With all cities having recently been stripped of redevelopment money by state lawmakers -- the "most dynamic tool cities had" -- Linn said Ceres "really needs a plan." He likened it to a football game, stating "unless you have a plan you won't win the game." Linn also made it clear that a plan won't result in an immediate interest in developing in Ceres.

"Economic development is a tough thing to do," Linn said, adding that city staff must continue "doing the hard work and knocking on doors."

In his pitch, Linn said Urban Futures will taylor a realistic and flexible program to target specific commercial and industrial firms that is not intended to sit on the shelf. He observed that many cities pay a lot of money for plans that do nothing because they "paint a broad brush approach."
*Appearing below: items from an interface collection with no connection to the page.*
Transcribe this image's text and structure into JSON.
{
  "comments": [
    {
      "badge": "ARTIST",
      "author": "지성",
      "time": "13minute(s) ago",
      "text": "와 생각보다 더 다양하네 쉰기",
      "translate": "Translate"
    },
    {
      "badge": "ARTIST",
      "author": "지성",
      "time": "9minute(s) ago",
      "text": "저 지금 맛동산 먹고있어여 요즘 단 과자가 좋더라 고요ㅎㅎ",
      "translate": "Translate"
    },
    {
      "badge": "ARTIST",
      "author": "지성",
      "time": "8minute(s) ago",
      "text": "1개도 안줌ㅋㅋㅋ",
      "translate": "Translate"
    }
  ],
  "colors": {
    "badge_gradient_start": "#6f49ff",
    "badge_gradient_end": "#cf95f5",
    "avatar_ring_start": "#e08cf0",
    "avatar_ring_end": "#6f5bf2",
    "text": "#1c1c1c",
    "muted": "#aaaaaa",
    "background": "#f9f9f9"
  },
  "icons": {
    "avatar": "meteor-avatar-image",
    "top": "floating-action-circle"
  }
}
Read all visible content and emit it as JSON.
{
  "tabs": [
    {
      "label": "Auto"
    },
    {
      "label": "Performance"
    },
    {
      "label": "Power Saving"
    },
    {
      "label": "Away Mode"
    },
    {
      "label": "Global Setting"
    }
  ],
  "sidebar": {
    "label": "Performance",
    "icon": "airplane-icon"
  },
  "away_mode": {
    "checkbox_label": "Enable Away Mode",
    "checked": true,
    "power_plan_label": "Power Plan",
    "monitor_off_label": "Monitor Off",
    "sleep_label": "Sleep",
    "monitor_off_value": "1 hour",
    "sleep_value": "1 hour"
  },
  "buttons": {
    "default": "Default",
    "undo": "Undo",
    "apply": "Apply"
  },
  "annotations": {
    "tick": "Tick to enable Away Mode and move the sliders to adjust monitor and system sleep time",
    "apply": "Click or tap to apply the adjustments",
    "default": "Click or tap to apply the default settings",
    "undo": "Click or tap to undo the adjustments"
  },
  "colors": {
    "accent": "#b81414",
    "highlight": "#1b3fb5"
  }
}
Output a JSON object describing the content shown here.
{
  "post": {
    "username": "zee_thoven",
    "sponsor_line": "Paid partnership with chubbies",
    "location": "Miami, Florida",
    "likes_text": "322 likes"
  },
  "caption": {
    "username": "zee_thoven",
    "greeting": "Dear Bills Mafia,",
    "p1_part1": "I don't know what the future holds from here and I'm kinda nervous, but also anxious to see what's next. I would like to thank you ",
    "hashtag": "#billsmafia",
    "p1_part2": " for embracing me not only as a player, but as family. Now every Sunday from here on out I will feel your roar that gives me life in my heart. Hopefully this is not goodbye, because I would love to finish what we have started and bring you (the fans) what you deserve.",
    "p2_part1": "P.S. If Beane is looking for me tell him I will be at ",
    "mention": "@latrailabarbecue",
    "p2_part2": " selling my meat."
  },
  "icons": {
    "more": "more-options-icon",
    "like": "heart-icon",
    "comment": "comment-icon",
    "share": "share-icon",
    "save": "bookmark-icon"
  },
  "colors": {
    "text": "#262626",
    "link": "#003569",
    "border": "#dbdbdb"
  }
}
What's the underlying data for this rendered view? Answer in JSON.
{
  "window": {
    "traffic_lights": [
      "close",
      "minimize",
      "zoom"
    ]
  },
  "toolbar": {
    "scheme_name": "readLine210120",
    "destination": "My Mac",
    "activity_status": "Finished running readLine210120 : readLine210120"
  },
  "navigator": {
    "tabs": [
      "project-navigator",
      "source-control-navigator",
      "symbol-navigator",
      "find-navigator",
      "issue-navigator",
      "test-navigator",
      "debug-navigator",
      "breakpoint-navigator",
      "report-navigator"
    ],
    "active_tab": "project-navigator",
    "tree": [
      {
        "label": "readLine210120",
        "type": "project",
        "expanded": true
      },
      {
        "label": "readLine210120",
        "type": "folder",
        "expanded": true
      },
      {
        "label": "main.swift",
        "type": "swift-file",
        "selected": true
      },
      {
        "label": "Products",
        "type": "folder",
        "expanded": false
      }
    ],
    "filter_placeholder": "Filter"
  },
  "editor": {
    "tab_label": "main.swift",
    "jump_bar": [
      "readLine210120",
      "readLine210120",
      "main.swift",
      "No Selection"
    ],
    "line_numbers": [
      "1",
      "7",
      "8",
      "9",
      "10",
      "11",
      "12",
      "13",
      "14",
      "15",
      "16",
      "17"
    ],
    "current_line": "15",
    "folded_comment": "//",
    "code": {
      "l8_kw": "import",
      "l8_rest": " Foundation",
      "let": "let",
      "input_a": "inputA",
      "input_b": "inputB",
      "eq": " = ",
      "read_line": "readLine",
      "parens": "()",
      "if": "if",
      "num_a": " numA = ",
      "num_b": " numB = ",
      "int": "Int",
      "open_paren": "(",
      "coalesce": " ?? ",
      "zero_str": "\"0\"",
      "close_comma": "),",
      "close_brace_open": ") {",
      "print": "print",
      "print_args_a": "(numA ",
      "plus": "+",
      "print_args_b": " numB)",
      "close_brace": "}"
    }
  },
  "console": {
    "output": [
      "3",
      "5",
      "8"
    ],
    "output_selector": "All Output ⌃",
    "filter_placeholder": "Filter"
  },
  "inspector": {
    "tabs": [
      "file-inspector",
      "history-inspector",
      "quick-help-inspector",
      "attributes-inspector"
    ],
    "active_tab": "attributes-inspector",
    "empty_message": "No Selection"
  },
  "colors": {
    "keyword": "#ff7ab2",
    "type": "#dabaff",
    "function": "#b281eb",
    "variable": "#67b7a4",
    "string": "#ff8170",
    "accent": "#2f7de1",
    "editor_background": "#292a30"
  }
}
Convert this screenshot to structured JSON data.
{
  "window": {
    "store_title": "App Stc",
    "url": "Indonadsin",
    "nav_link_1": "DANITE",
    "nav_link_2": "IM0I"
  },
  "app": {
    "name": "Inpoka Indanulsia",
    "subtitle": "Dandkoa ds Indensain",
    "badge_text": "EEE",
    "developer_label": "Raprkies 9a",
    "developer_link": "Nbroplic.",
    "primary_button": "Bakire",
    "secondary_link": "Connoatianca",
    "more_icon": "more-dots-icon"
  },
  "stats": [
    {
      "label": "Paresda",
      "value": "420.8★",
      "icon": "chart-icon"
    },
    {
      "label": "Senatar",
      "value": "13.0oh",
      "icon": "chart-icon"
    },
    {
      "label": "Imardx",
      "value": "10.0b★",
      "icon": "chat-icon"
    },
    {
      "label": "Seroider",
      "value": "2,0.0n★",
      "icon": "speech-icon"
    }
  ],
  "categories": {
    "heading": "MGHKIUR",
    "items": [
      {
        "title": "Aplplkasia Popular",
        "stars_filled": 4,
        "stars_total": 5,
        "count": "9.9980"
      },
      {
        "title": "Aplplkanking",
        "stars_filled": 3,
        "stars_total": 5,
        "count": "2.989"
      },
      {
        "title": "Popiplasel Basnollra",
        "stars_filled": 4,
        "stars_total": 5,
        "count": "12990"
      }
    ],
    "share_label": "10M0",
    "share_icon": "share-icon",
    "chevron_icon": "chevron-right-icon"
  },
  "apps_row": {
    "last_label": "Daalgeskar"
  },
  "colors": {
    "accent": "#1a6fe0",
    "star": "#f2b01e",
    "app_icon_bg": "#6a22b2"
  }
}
Urban Futures' plan will assess Ceres' commercial base, see what's missing, examine the city's liabilities, examine impediments to growth, analyze public infrastructure and determine which companies Ceres would have the greatest chance of landing. The plan will also outline ways the city of Ceres can retain and expand the businesses that are already here.

"We have to be extremely imaginative. There's a lot to be done."

Linn said Ceres enjoys a stable political environment, which many business leaders look at as they decide if they want to locate in a community.

Urban Futures has developed implementation plans for over 100 California cities, said Linn, and helped the city of Manteca to develop Bass Pro Shop and Field of Dreams and a 600-acre industrial park in Dinuba.

The plan is expected to be available for public review in May and will involve a stakeholders workship.

"Everybody has got to buy-in," said Linn.

Acting City Manager Art deWerk said Ceres has not had an economic development plan but said "we need this ... it's critical to our future."

"Other communities have plans, they have energies, they are going places." He said Ceres faces a "future of mediocrity" without one.

A number of audience members chimed in.

Dustin Pack, chairman of the Chamber, said the Chamber supports implementation of a business plan.

Ceres resident Hugo Molina said Ceres is already a great place but said "we would like to see downtown grow and this become a business friendly city."

Former Councilman Guillermo Ochoa approached the podium and called for Ceres residents to pressure Citizens for Ceres to drop its opposition to the Mitchell Ranch Shopping Center to see some immediate economic development.

Bill Bassett, president of the Alliance of Stanislaus County, said he senses Ceres has a hunger for "something better" than it's experienced.

"You are what you are but it doesn't mean that you stay that way," said Bassett.

Bassett asserted that the community must have commitment in its stomach to see Ceres through the long-term process of economic development. The council will also have to manage expectations without overnight success. He encouraged the council to go with creation of a plan, saying "you have to spend money to achieve the readiness that you need."

Bassett also extended help from hid staff at the Alliance to help out with the process.

"We stand ready to work with you," Bassett told the council.

Durossette said he is eager to have Ceres establish its own business identity.

"We're not just the city between Modesto and Turlock," said Council Bret Durossette. "We're Ceres for crying out loud."

Councilman Eric Ingwerson said in today's competitive business world "if we don't do anything we're moving backwards." He said the plan would be a "giant step in the right direction."

Vice Mayor Ken Lane echoed those remarks, saying "if we do nothing, we're going to end up with nothing."

Mayor Chris Vierra said the council may catch flak for spending the money but stated "having no road map is a dangerous recipe for disaster."

"We don't know what businesses to go after so we're waiting for the phone to ring and ladies and gentleman those days are long gone," said the mayor.

Helping Briggs connect with Urban Futures with the economic development strategy will be Senior Planner Tom Westbrook, City Engineer Toby Wells and Recreation Coordinator Traci Farris.